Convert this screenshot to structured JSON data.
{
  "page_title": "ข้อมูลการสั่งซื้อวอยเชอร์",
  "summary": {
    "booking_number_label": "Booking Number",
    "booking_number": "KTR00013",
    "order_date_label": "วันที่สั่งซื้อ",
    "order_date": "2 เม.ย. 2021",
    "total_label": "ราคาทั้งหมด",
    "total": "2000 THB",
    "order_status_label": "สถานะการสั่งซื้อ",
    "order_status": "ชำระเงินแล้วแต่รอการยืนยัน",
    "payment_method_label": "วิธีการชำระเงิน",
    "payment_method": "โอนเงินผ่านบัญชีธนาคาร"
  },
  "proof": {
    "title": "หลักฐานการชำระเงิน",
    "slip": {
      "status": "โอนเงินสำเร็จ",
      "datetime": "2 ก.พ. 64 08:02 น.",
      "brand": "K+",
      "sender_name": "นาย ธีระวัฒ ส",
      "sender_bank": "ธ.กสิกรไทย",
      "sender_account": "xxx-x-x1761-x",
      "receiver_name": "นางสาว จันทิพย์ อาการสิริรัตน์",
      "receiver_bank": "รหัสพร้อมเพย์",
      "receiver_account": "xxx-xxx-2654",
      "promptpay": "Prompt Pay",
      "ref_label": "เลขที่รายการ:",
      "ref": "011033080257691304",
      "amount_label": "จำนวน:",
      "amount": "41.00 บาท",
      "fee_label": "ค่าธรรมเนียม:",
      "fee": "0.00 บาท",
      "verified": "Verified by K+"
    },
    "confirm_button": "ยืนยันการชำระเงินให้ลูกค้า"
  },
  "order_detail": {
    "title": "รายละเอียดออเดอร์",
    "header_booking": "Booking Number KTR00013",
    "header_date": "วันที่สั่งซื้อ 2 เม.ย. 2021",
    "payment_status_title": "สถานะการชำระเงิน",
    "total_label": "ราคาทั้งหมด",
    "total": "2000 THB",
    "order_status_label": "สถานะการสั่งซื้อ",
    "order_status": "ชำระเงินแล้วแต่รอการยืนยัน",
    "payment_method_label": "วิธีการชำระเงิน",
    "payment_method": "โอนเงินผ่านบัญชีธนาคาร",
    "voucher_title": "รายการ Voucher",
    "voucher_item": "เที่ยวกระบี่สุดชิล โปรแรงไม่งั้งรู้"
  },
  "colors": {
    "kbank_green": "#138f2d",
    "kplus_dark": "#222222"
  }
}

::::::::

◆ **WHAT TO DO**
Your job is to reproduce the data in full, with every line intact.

◆ **SOLVED PROBLEM**
Convert this screenshot to structured JSON data.
{
  "page_title": "ข้อมูลการสั่งซื้อวอยเชอร์",
  "summary": {
    "booking_number_label": "Booking Number",
    "booking_number": "KTR00013",
    "order_date_label": "วันที่สั่งซื้อ",
    "order_date": "2 เม.ย. 2021",
    "total_label": "ราคาทั้งหมด",
    "total": "2000 THB",
    "order_status_label": "สถานะการสั่งซื้อ",
    "order_status": "ชำระเงินแล้วแต่รอการยืนยัน",
    "payment_method_label": "วิธีการชำระเงิน",
    "payment_method": "โอนเงินผ่านบัญชีธนาคาร"
  },
  "proof": {
    "title": "หลักฐานการชำระเงิน",
    "slip": {
      "status": "โอนเงินสำเร็จ",
      "datetime": "2 ก.พ. 64 08:02 น.",
      "brand": "K+",
      "sender_name": "นาย ธีระวัฒ ส",
      "sender_bank": "ธ.กสิกรไทย",
      "sender_account": "xxx-x-x1761-x",
      "receiver_name": "นางสาว จันทิพย์ อาการสิริรัตน์",
      "receiver_bank": "รหัสพร้อมเพย์",
      "receiver_account": "xxx-xxx-2654",
      "promptpay": "Prompt Pay",
      "ref_label": "เลขที่รายการ:",
      "ref": "011033080257691304",
      "amount_label": "จำนวน:",
      "amount": "41.00 บาท",
      "fee_label": "ค่าธรรมเนียม:",
      "fee": "0.00 บาท",
      "verified": "Verified by K+"
    },
    "confirm_button": "ยืนยันการชำระเงินให้ลูกค้า"
  },
  "order_detail": {
    "title": "รายละเอียดออเดอร์",
    "header_booking": "Booking Number KTR00013",
    "header_date": "วันที่สั่งซื้อ 2 เม.ย. 2021",
    "payment_status_title": "สถานะการชำระเงิน",
    "total_label": "ราคาทั้งหมด",
    "total": "2000 THB",
    "order_status_label": "สถานะการสั่งซื้อ",
    "order_status": "ชำระเงินแล้วแต่รอการยืนยัน",
    "payment_method_label": "วิธีการชำระเงิน",
    "payment_method": "โอนเงินผ่านบัญชีธนาคาร",
    "voucher_title": "รายการ Voucher",
    "voucher_item": "เที่ยวกระบี่สุดชิล โปรแรงไม่งั้งรู้"
  },
  "colors": {
    "kbank_green": "#138f2d",
    "kplus_dark": "#222222"
  }
}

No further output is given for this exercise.